Effect of a sustained program of resistance training on the acute growth hormone response to resistance exercise in older adults

Horm Metab Res. 1994 Jul;26(7):330-3. doi: 10.1055/s-2007-1001697.


We have previously shown that an episode of resistance exercise provokes an acute rise in circulating growth hormone (GH), and that this rise is severely blunted in older men and women. To determine whether this impairment simply reflects the decreased physical fitness of older people, we studied the effects of long-term resistance training on circulating levels of GH and insulin-like growth factor I (IGF-I) and on the acute GH response to exercise in 5 men and 9 women, aged 69.6 +/- 1.1 yrs (SEM). Subjects were randomly assigned to either an exercise program, consisting of 12 weight-lifting exercises (3 sets of 8 repetitions, 3 times each week) or to a control group. After testing maximum baseline strength by the 1 RM method, subjects returned to the laboratory for assessment of basal GH and IGF-I levels and the GH response to exercise. Venous blood was drawn at baseline, after each of 12 exercises (3 sets of 8 repetitions at 85% 1 RM), and every 2 minutes into the first 10 minutes of recovery. The exercise circuit with blood sampling was repeated at 15, 30 and 52 weeks for both groups. Basal GH and IGF-I values did not change in either group throughout the training period nor did the GH secretory response to exercise. Three exercisers had a peak GH concentration greater than 8 micrograms/l after 30 weeks of training, although only one of these showed a significant increase (29 micrograms/l) after 52 weeks.(ABSTRACT TRUNCATED AT 250 WORDS)

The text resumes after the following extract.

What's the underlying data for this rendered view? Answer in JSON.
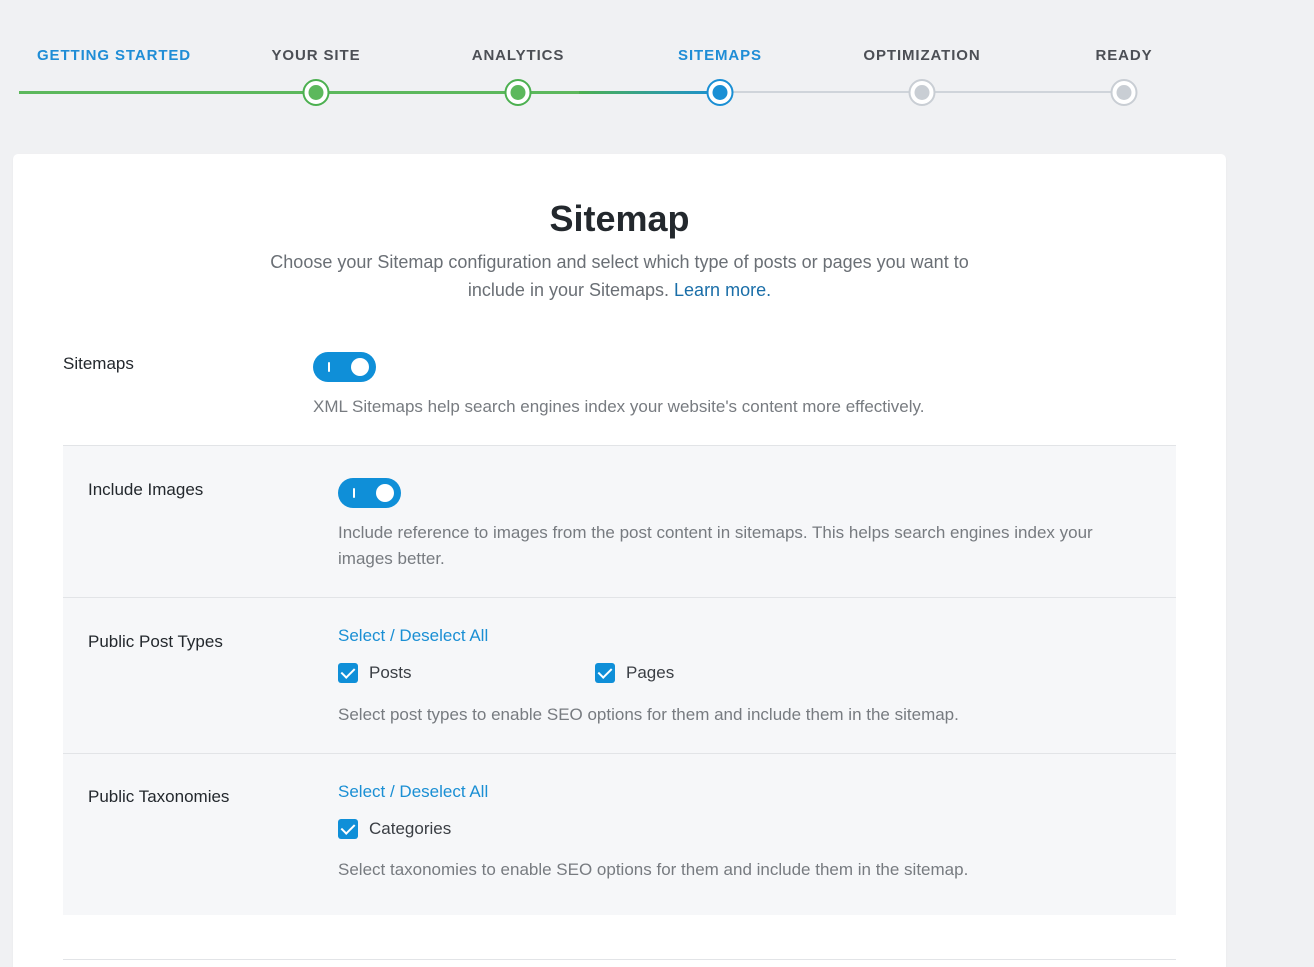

Publication types

  • Clinical Trial
  • Randomized Controlled Trial
  • Research Support, U.S. Gov't, Non-P.H.S.

MeSH terms

  • Aged
  • Exercise / physiology*
  • Female
  • Growth Hormone / blood*
  • Humans
  • Insulin-Like Growth Factor I / metabolism
  • Male
  • Middle Aged
  • Muscles / physiology
  • Physical Fitness / physiology*
  • Weight Lifting*


  • Insulin-Like Growth Factor I
  • Growth Hormone